If at the beginning of the season somebody told you that after 10 rounds Maccabi will be 6th with a 5-5 record and wins against Fenerbahce at home and Olympiacos away while Bamberg has hit rock bottom in the standings table with a 2-8 record and devastating performances in the last seconds of most games, chances are you wouldn’t go all-in with such a prediction.
I wouldn’t either. For one, if I had to make a bet involving Tel Aviv and Bamberg with the positions 6 and 16 I would most probably go for Andrea Trinchieri’s side to be 6th and Erez Edelshtein’s and Rami Hadar’s one to be last. However, it seems like the Italian coach has failed to inspire his players that they can do it in the end and, it also seems like the players of Rami Hadar enjoy playing for him much more than they did for their previous coach.
But the (regular) season is still young. Maybe not baby-young but 20 more games are certainly enough for things to be turned around. And at the beginning of these two last thirds of if these two teams that have surprised us, each in its own away, are facing each other: Maccabi wants to maintain its status as a team that’s a favourite for Top8 qualification and Brose wants to, well, start winning some games maybe?
The situation in Tel Aviv
Maccabi stunned Fenerbahce with an explosive performance from Sony Weems, avoided a “bad loss” against Unics Kazan – not failing victim to Keith Langford, and continued by also stunning Olympiacos – in Piraeus! – with its players making all the big shots and executing perfectly all the key plays they had to. Last week saw another defeat for them, against Efes, but it wasn’t in a game that we could somehow consider “must-win”. Playing with the last team in the standings, however, creates such a situation. Offensively, Maccabi is a better team than Bamberg and slightly worse defensively but they are certainly a better team athleticism-wise. There is going to be a lot of space for Andrew Goudelock, Sonny Weems, Victor Rudd, DJ Seeley and Devin Smith to operate while all Bamberg has to demonstrate on this field is the likes of Elias Harris and Darius Miller. Not two players to be discarded but quite possibly not enough to win this battle for their team.
What’s going on in Andrea’s head
Brose is Dr Jekyll in Germany and Mr Hyde in Europe: 12-0 in BBL but 2-6 in EuroLeague. If they lose tomorrow it will be their 6th straight loss in the competition and as much as Trinchieri’s position might not be under any threat considering they still haven’t played Efes, Real Madrid and Olympiacos BC a loss tomorrow will most probably mean they will have to start preparing their goodbyes to Top8. For that not to happen there is some pretty fundamental things that need to be done:

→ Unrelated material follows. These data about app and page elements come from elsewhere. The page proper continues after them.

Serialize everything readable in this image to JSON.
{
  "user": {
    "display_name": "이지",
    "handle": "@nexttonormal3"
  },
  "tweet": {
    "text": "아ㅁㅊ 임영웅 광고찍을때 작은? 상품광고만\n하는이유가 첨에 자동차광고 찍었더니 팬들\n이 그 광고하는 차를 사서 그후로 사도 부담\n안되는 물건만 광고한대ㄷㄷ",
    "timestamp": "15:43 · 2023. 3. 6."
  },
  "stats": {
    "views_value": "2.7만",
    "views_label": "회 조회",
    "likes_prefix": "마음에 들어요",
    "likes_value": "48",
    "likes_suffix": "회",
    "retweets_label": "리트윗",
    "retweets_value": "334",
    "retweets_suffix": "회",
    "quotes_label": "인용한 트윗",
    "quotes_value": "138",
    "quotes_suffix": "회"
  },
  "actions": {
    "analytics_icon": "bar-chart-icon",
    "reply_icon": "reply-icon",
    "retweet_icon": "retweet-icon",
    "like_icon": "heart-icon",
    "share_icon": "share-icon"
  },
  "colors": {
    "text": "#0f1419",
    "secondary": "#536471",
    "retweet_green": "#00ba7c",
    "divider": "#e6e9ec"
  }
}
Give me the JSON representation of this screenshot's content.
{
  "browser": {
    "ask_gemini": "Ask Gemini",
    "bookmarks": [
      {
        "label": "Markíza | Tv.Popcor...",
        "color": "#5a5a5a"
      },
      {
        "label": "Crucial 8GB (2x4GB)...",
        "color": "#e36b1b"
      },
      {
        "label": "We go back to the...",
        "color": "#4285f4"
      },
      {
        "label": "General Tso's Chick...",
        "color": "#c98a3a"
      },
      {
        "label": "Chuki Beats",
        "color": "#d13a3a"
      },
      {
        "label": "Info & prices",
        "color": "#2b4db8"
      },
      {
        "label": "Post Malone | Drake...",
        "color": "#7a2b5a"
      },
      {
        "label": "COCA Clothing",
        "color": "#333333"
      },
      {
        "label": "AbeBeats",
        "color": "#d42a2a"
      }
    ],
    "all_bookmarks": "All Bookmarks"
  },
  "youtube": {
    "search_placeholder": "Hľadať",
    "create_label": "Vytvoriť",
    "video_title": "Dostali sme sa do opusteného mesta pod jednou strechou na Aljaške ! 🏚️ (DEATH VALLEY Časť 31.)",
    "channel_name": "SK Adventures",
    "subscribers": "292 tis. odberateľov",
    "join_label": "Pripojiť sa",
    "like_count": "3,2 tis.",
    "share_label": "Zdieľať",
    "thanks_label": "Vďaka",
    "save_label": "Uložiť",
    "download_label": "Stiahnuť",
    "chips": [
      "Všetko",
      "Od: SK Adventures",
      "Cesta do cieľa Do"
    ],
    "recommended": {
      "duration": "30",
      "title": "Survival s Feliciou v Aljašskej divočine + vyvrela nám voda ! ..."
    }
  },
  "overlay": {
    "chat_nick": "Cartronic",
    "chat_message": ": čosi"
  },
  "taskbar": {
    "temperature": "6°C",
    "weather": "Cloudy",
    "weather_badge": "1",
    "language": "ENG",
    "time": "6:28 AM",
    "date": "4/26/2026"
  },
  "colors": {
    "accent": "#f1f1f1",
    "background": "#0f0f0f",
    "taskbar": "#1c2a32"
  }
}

It always comes to this Bamberg's timeout. Like Sisyphus #BROCSK
— CourtSide Diaries (@courtside_drs) December 1, 2016
Coach Trinchieri needs to find the right language to use so his players understand what they should do in the last possession. It’s hard to imagine that he is giving his players wrong orders about how to execute their last play:
- There was really no play performed in the last possession against Fenerbahce in Round 1 as Stelnieks carried the ball, passed to Zisis after a simple screen who then desperately-passed to Melli after another weak screen, sort of.
- Bamberg went scoreless for more than 3 minutes in Round 3’s game against Panathinaikos allowing “the Greens” to come back from a 10-point deficit, then allowed Nick Calathes to grab an offensive rebound and put his team ahead and finally only went for a mid-range shot from Miller after a time-out.
- They seemed afraid of attacking the basket in the last possession against Darussafaka even if Adrien Moerman did everything wrong for his team’s defense, fouling at just the worst times. Eventually Melli attempted a destined-to-fail shot that he missed.
- Brose’s choice for the last play against Crvena Zvezda was a me-against-the-world drive from Darius Miller that only resulted to Trinchieri (with every right, for everything to be said) being furious at the referees for not calling a foul.
And it’s difficult to believe that a coach with such a modern perspective of the game has instructed his players to perform like that. Surely, Wanamaker’s absence has proven to be a big deal for the German side but it’s not like they are losing games because they can’t win them: They just can’t seal them. And while one could argue that they need a leader, Bamberg has been doing the whole drive up to these moments as a team of individuals rather than as a group of people around a “go-to” man so they must learn how to win games as such a group and in that way.